Work instruction:
For the records below, say how many lines contain the string "author". Give no other text.

Data records for software interfaces:
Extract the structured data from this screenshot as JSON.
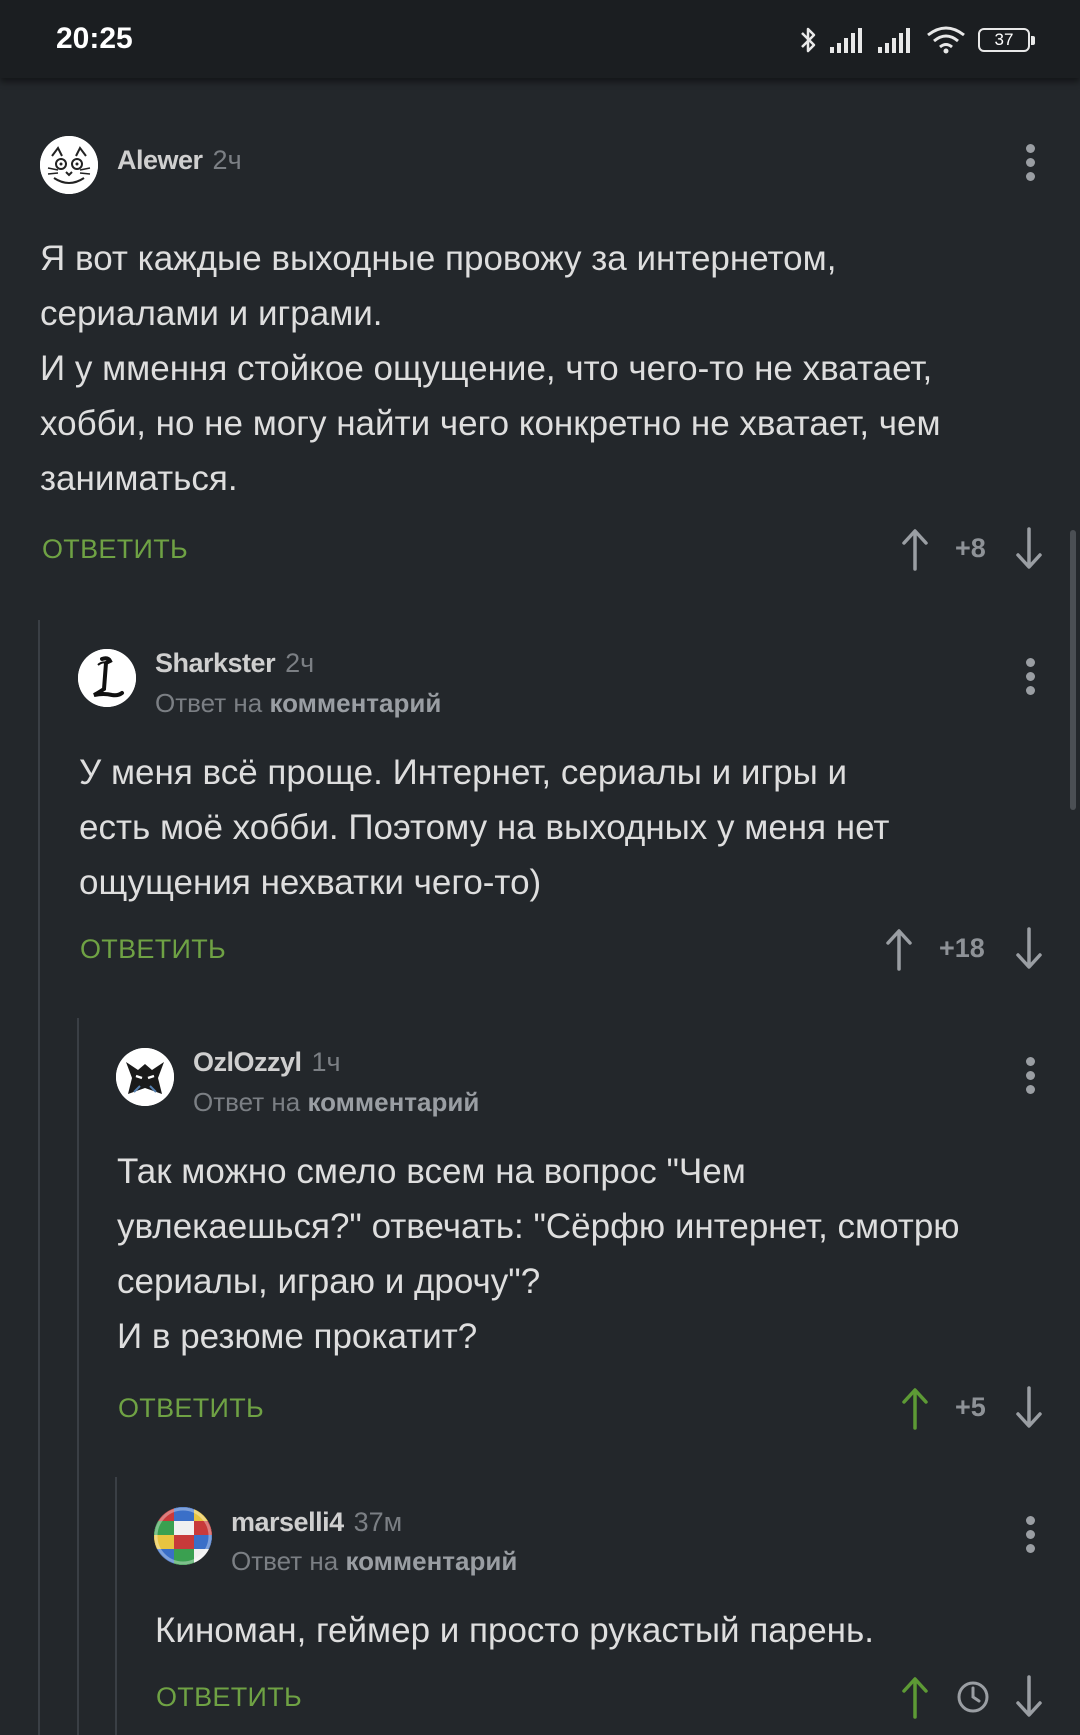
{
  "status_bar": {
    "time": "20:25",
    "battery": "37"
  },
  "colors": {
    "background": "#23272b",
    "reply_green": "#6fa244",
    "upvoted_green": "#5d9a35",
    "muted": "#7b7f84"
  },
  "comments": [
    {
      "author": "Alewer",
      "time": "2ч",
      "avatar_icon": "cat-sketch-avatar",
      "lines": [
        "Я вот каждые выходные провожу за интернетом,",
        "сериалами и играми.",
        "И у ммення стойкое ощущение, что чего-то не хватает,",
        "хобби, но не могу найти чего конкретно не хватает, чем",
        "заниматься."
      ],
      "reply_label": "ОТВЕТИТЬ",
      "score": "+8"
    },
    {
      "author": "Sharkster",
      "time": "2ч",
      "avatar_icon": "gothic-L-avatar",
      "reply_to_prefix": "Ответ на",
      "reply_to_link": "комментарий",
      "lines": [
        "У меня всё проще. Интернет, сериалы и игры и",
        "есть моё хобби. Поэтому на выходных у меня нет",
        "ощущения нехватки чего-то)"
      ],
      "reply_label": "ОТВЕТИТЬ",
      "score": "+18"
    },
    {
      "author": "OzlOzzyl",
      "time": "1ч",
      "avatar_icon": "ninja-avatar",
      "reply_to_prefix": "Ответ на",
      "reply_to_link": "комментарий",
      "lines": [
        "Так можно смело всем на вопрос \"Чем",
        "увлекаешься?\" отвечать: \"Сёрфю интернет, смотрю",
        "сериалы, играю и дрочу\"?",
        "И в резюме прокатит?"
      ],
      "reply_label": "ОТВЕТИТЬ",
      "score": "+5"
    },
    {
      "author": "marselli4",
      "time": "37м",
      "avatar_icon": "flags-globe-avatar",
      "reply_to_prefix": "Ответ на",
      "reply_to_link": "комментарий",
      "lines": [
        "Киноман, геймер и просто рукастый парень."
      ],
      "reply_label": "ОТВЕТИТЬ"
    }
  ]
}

Solution to this task:
4